__ABOUT THIS EXERCISE__
Line by line, the entries below are to be reproduced unaltered.

__TASK MATERIAL__
★ ★ ★ ★ ★ ★ ★

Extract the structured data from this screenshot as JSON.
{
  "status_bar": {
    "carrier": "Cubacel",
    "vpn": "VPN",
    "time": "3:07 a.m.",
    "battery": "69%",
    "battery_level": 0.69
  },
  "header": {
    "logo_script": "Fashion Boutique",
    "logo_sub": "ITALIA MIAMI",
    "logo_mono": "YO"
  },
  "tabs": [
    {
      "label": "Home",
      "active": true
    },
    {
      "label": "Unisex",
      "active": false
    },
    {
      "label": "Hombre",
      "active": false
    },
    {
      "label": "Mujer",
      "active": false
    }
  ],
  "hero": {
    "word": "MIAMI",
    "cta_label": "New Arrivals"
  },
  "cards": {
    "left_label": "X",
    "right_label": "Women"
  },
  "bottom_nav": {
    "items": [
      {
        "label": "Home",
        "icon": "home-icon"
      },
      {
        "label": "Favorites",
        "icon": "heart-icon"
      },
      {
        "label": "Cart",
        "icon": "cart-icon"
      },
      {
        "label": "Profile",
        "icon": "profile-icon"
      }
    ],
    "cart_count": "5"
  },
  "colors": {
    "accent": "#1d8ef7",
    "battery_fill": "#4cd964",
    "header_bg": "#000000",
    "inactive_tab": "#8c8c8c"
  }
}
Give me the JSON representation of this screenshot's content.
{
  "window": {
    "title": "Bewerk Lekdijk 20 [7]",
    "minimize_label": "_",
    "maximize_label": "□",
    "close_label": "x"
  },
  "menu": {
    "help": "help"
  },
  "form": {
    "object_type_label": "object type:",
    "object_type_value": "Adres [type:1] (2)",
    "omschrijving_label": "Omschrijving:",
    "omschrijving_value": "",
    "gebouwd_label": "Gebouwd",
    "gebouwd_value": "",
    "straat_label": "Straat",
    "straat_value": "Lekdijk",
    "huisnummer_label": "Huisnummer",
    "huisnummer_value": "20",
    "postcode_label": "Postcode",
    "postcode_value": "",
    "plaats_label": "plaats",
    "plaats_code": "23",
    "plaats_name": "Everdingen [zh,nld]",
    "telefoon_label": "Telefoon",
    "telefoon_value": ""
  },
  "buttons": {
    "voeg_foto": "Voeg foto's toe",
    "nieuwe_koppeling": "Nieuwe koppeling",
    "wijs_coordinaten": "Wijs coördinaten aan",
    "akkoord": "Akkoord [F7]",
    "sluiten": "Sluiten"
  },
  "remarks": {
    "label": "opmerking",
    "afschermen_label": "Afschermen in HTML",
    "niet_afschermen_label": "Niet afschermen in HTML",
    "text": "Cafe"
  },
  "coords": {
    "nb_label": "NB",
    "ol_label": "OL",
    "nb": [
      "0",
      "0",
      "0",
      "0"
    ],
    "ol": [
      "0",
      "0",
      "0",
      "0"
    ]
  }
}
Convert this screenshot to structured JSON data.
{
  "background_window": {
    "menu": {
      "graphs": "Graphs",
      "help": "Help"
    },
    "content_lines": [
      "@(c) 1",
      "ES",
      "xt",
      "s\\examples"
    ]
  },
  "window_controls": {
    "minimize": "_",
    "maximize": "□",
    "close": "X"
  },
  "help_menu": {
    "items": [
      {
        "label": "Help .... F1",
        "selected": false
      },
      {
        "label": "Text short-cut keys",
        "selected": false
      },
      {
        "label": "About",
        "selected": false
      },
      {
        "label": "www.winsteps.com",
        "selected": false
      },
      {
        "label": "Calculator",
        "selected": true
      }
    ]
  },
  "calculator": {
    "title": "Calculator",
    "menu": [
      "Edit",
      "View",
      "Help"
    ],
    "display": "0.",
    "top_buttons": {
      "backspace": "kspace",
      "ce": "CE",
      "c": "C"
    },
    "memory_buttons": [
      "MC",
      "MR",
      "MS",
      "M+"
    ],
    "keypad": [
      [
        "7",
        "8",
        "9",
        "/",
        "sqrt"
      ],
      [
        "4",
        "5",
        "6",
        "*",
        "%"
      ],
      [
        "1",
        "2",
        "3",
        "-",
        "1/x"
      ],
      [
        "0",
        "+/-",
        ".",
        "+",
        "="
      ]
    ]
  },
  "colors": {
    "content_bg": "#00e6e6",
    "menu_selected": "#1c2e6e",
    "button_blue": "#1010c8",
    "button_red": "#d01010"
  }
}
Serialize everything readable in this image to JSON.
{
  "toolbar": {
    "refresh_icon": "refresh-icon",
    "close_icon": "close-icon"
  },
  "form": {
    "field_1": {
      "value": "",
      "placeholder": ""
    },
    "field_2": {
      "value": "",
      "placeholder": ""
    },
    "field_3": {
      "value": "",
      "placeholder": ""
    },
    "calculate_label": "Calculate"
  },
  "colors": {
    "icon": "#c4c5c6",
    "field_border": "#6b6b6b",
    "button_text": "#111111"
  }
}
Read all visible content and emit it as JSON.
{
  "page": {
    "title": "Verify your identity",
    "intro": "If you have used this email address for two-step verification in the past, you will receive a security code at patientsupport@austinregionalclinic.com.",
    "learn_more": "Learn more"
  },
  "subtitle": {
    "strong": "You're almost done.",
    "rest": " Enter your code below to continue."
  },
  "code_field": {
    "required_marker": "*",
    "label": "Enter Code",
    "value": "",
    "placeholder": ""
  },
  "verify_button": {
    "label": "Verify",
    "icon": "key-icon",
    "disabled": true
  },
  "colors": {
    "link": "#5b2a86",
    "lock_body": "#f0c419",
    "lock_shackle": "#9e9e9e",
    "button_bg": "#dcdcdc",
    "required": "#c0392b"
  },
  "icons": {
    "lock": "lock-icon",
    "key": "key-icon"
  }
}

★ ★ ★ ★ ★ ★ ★

__SOLUTION__
Extract the structured data from this screenshot as JSON.
{
  "status_bar": {
    "carrier": "Cubacel",
    "vpn": "VPN",
    "time": "3:07 a.m.",
    "battery": "69%",
    "battery_level": 0.69
  },
  "header": {
    "logo_script": "Fashion Boutique",
    "logo_sub": "ITALIA MIAMI",
    "logo_mono": "YO"
  },
  "tabs": [
    {
      "label": "Home",
      "active": true
    },
    {
      "label": "Unisex",
      "active": false
    },
    {
      "label": "Hombre",
      "active": false
    },
    {
      "label": "Mujer",
      "active": false
    }
  ],
  "hero": {
    "word": "MIAMI",
    "cta_label": "New Arrivals"
  },
  "cards": {
    "left_label": "X",
    "right_label": "Women"
  },
  "bottom_nav": {
    "items": [
      {
        "label": "Home",
        "icon": "home-icon"
      },
      {
        "label": "Favorites",
        "icon": "heart-icon"
      },
      {
        "label": "Cart",
        "icon": "cart-icon"
      },
      {
        "label": "Profile",
        "icon": "profile-icon"
      }
    ],
    "cart_count": "5"
  },
  "colors": {
    "accent": "#1d8ef7",
    "battery_fill": "#4cd964",
    "header_bg": "#000000",
    "inactive_tab": "#8c8c8c"
  }
}
Give me the JSON representation of this screenshot's content.
{
  "window": {
    "title": "Bewerk Lekdijk 20 [7]",
    "minimize_label": "_",
    "maximize_label": "□",
    "close_label": "x"
  },
  "menu": {
    "help": "help"
  },
  "form": {
    "object_type_label": "object type:",
    "object_type_value": "Adres [type:1] (2)",
    "omschrijving_label": "Omschrijving:",
    "omschrijving_value": "",
    "gebouwd_label": "Gebouwd",
    "gebouwd_value": "",
    "straat_label": "Straat",
    "straat_value": "Lekdijk",
    "huisnummer_label": "Huisnummer",
    "huisnummer_value": "20",
    "postcode_label": "Postcode",
    "postcode_value": "",
    "plaats_label": "plaats",
    "plaats_code": "23",
    "plaats_name": "Everdingen [zh,nld]",
    "telefoon_label": "Telefoon",
    "telefoon_value": ""
  },
  "buttons": {
    "voeg_foto": "Voeg foto's toe",
    "nieuwe_koppeling": "Nieuwe koppeling",
    "wijs_coordinaten": "Wijs coördinaten aan",
    "akkoord": "Akkoord [F7]",
    "sluiten": "Sluiten"
  },
  "remarks": {
    "label": "opmerking",
    "afschermen_label": "Afschermen in HTML",
    "niet_afschermen_label": "Niet afschermen in HTML",
    "text": "Cafe"
  },
  "coords": {
    "nb_label": "NB",
    "ol_label": "OL",
    "nb": [
      "0",
      "0",
      "0",
      "0"
    ],
    "ol": [
      "0",
      "0",
      "0",
      "0"
    ]
  }
}
Convert this screenshot to structured JSON data.
{
  "background_window": {
    "menu": {
      "graphs": "Graphs",
      "help": "Help"
    },
    "content_lines": [
      "@(c) 1",
      "ES",
      "xt",
      "s\\examples"
    ]
  },
  "window_controls": {
    "minimize": "_",
    "maximize": "□",
    "close": "X"
  },
  "help_menu": {
    "items": [
      {
        "label": "Help .... F1",
        "selected": false
      },
      {
        "label": "Text short-cut keys",
        "selected": false
      },
      {
        "label": "About",
        "selected": false
      },
      {
        "label": "www.winsteps.com",
        "selected": false
      },
      {
        "label": "Calculator",
        "selected": true
      }
    ]
  },
  "calculator": {
    "title": "Calculator",
    "menu": [
      "Edit",
      "View",
      "Help"
    ],
    "display": "0.",
    "top_buttons": {
      "backspace": "kspace",
      "ce": "CE",
      "c": "C"
    },
    "memory_buttons": [
      "MC",
      "MR",
      "MS",
      "M+"
    ],
    "keypad": [
      [
        "7",
        "8",
        "9",
        "/",
        "sqrt"
      ],
      [
        "4",
        "5",
        "6",
        "*",
        "%"
      ],
      [
        "1",
        "2",
        "3",
        "-",
        "1/x"
      ],
      [
        "0",
        "+/-",
        ".",
        "+",
        "="
      ]
    ]
  },
  "colors": {
    "content_bg": "#00e6e6",
    "menu_selected": "#1c2e6e",
    "button_blue": "#1010c8",
    "button_red": "#d01010"
  }
}
Serialize everything readable in this image to JSON.
{
  "toolbar": {
    "refresh_icon": "refresh-icon",
    "close_icon": "close-icon"
  },
  "form": {
    "field_1": {
      "value": "",
      "placeholder": ""
    },
    "field_2": {
      "value": "",
      "placeholder": ""
    },
    "field_3": {
      "value": "",
      "placeholder": ""
    },
    "calculate_label": "Calculate"
  },
  "colors": {
    "icon": "#c4c5c6",
    "field_border": "#6b6b6b",
    "button_text": "#111111"
  }
}
Read all visible content and emit it as JSON.
{
  "page": {
    "title": "Verify your identity",
    "intro": "If you have used this email address for two-step verification in the past, you will receive a security code at patientsupport@austinregionalclinic.com.",
    "learn_more": "Learn more"
  },
  "subtitle": {
    "strong": "You're almost done.",
    "rest": " Enter your code below to continue."
  },
  "code_field": {
    "required_marker": "*",
    "label": "Enter Code",
    "value": "",
    "placeholder": ""
  },
  "verify_button": {
    "label": "Verify",
    "icon": "key-icon",
    "disabled": true
  },
  "colors": {
    "link": "#5b2a86",
    "lock_body": "#f0c419",
    "lock_shackle": "#9e9e9e",
    "button_bg": "#dcdcdc",
    "required": "#c0392b"
  },
  "icons": {
    "lock": "lock-icon",
    "key": "key-icon"
  }
}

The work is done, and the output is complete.